## About this exercise
Give only the number of lines in these records that contain the word "true".

## Provided records
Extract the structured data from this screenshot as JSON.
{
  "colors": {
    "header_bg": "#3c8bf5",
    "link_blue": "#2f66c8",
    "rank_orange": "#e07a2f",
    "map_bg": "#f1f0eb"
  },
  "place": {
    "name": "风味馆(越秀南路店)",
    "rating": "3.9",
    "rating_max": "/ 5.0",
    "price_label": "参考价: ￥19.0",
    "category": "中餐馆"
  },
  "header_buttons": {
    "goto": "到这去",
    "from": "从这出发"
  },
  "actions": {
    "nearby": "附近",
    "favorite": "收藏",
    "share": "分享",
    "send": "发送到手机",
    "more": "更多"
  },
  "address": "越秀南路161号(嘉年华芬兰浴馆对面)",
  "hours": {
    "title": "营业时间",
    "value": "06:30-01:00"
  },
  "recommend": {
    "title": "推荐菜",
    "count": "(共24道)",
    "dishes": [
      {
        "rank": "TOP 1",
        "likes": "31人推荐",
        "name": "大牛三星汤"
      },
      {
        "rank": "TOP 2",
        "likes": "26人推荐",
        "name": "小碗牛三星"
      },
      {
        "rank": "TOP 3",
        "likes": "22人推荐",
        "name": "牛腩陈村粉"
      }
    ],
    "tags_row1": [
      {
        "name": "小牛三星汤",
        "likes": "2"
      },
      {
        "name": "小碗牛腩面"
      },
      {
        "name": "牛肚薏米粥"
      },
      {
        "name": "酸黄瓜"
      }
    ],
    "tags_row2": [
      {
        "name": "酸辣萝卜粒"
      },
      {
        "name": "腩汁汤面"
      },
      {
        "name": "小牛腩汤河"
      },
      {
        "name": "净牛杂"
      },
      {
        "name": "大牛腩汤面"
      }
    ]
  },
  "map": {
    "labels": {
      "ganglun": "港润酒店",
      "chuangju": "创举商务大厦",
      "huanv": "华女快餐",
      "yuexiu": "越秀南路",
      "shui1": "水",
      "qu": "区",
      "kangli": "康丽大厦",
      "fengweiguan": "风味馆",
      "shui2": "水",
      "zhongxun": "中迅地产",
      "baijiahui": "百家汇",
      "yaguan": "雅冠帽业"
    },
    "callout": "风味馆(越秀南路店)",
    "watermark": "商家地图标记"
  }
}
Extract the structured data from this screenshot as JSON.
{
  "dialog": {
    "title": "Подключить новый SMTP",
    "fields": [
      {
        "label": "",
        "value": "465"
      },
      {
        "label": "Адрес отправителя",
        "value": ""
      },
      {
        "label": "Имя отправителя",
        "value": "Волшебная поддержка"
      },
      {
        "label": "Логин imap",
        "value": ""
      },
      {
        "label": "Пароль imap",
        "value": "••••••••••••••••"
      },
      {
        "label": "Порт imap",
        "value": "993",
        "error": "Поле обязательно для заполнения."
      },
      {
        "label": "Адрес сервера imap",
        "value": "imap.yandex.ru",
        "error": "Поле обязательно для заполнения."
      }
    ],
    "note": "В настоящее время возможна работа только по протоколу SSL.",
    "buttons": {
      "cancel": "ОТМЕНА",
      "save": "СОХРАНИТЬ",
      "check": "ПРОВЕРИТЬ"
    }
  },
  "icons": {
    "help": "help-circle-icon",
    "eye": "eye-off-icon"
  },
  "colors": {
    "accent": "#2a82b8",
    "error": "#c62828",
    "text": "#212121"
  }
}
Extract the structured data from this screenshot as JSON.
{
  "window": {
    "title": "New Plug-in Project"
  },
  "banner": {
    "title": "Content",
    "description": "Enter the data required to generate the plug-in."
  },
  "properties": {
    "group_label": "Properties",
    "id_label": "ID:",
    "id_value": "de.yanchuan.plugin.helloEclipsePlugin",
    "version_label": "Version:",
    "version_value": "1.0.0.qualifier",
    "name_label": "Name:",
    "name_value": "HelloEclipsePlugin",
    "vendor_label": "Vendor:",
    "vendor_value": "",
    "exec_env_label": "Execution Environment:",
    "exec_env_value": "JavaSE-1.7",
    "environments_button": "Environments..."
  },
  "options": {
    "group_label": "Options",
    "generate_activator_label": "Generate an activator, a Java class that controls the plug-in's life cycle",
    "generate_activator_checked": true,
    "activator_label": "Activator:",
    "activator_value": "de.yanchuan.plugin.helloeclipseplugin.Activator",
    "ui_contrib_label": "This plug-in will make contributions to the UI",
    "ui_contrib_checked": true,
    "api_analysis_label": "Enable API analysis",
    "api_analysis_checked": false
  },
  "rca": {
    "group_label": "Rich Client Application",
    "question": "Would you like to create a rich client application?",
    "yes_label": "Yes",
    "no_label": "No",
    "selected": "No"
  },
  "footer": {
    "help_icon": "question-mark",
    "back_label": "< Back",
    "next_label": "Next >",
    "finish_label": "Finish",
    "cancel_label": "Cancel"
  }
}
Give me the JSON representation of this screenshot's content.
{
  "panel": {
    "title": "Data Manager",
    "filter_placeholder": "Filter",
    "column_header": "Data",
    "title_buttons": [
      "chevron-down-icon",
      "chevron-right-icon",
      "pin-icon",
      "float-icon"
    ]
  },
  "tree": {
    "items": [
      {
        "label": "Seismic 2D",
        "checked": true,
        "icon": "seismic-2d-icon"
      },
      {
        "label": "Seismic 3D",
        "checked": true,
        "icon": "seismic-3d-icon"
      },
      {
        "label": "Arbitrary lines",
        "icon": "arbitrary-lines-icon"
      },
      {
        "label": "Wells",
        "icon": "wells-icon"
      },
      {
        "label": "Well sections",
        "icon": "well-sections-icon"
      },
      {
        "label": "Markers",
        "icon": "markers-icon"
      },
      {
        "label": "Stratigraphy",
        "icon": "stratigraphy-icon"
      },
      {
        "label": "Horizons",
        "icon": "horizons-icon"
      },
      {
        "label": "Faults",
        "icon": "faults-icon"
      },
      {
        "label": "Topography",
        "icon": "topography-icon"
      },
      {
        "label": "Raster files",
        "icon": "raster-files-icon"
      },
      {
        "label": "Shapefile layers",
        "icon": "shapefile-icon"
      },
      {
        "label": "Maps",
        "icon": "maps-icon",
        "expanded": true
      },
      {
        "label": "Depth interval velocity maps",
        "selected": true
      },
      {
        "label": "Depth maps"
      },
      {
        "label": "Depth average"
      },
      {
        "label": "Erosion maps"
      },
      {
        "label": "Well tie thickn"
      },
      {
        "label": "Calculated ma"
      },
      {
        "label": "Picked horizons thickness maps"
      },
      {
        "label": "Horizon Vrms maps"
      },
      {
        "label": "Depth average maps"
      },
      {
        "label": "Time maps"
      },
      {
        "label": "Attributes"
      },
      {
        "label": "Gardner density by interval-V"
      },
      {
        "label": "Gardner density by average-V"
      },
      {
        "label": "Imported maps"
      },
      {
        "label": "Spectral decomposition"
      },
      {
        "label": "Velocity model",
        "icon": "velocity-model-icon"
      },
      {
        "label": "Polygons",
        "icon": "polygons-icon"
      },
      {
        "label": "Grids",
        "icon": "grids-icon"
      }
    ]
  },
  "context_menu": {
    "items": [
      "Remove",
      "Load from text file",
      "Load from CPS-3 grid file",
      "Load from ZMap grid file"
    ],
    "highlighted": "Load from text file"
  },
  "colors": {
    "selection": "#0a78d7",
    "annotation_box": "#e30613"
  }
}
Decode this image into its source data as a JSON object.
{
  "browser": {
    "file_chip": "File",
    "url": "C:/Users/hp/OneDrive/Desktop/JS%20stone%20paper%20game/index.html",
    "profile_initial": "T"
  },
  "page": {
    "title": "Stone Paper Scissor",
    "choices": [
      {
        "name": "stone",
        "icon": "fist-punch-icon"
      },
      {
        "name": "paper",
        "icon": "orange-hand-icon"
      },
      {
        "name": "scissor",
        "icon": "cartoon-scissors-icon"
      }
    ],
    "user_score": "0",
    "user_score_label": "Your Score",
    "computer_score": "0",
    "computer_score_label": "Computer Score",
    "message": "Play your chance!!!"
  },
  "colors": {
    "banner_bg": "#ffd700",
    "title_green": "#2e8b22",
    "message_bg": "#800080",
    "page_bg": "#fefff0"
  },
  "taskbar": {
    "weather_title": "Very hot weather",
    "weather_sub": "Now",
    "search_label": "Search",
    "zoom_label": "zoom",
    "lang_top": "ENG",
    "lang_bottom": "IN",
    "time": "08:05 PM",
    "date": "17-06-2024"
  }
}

## Answer to the exercise
6